Traversing the ridge from the summit in either direction is a major, and perhaps not so enjoyable, undertaking. After a bit of scouting, we opted to descend the SE slopes and hike around to the Nine Lake Basin and over the col just south of Lion Rock. This was a 4-5 hour slog, albeit beautiful indeed. We returned to camp before dark, but the lack of an easy descent makes routes to the summit difficult to recommend. Perhaps if a decent rap route gets put in that will change. In the meantime, Dave Nettle and partners found two nice looking lines on the West Pillar of the North Face – one in the ’80s (in the old Moynier & Fiddler guidebook) and again in 2003. Can’t speak first hand about the climbing myself, but the fact that the descent looks way more casual and appealing makes me want to go check them both out sometime.

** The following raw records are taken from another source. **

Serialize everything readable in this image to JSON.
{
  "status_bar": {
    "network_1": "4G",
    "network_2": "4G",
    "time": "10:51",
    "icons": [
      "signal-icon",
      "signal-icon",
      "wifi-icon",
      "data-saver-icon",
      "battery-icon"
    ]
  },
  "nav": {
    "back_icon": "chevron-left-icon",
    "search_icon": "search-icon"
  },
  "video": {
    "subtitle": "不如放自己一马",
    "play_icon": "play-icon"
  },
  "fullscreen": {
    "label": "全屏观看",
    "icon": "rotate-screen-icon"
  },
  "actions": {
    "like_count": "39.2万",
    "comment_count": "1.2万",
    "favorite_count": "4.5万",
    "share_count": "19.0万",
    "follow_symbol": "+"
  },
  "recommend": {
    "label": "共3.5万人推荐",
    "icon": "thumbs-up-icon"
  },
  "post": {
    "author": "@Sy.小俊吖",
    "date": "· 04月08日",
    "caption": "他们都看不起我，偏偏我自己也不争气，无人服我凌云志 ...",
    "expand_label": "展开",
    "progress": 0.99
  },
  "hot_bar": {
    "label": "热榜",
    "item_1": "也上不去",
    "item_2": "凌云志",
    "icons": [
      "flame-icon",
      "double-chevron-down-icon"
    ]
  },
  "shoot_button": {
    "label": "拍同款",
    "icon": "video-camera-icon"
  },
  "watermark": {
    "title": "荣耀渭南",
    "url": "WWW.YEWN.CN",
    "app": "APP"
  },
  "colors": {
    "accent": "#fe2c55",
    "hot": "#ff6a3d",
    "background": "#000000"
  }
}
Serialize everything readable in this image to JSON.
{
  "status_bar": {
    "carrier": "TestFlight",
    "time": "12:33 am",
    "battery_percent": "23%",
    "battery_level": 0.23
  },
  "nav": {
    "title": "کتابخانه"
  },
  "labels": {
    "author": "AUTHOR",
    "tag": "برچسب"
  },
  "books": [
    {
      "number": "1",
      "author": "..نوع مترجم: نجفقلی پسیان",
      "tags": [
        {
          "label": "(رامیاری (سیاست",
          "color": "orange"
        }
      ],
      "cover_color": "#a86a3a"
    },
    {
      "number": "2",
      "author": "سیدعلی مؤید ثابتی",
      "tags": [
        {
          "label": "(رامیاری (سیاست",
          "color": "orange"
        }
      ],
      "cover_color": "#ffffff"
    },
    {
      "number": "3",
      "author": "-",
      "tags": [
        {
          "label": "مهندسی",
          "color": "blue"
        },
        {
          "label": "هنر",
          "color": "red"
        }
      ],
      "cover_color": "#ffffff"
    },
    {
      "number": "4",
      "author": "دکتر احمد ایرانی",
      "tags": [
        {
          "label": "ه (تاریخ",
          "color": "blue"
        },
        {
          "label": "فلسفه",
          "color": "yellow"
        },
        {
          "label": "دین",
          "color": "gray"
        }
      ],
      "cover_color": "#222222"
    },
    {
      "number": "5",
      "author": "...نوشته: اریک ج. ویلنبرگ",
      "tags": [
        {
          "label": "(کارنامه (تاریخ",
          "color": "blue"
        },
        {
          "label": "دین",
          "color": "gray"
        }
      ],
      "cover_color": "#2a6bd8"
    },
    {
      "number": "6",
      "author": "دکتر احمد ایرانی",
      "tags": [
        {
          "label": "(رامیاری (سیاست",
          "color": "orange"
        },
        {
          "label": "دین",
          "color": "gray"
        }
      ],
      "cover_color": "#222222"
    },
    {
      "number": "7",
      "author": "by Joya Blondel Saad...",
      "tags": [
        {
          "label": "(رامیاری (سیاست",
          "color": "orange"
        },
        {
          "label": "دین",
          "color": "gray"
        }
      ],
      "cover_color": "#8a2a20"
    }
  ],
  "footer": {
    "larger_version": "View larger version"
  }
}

Angel Wings, Northeast Ridge (II, 5.9)
Peter Croft, Howie Schwartz, Betsy Grant, Ney Grant – July 2014
One of the great things about a chance of thunderstorms is it advises you to shorten the climbing objectives. This may lead to discovering classic climbs you might not otherwise. We saw this ridge in 2013 but never had a chance to get on it. This year we did, and it proved to be even better than could be expected. I don’t think it has been done before but it is hard to know for certain. I do think it really belongs on the list of “must do” climbs for this area, perfect for a shorter outing from camp.
After a thoroughly enjoyable hike across slabs, the route gets up on the ridge and stays there, slightly left at times, and features improbably steep alpine ridge climbing with perfect fingers and large knobs right where they are needed. The summit views are most spectacular and the descent is a pleasant and expeditious class 3 jaunt.
Peak 9800′ (subpeak to the NW of Angel Wings)
This is worth mentioning because it looks interesting from afar and Peter and I did manage to squeeze a route in on the North side before the threat of t-storms. The best we can say about that experience is – now we know. I was calling it the “Anti-Prism.” The rock was dirty, lichenous, and crumbly. Not ever scary, but not very fun. There seems to be potential for fun routes on other aspects of this formation, the best of which could take some work and a generous supply of bolts – both of which seem unfitting for a short trip to such an idyllic wilderness vacation spot.
So there you have it. I hope you find this information useful and feel free to share it with others that may find it interesting. We had a great second trip this summer and we can’t wait to return for more soon!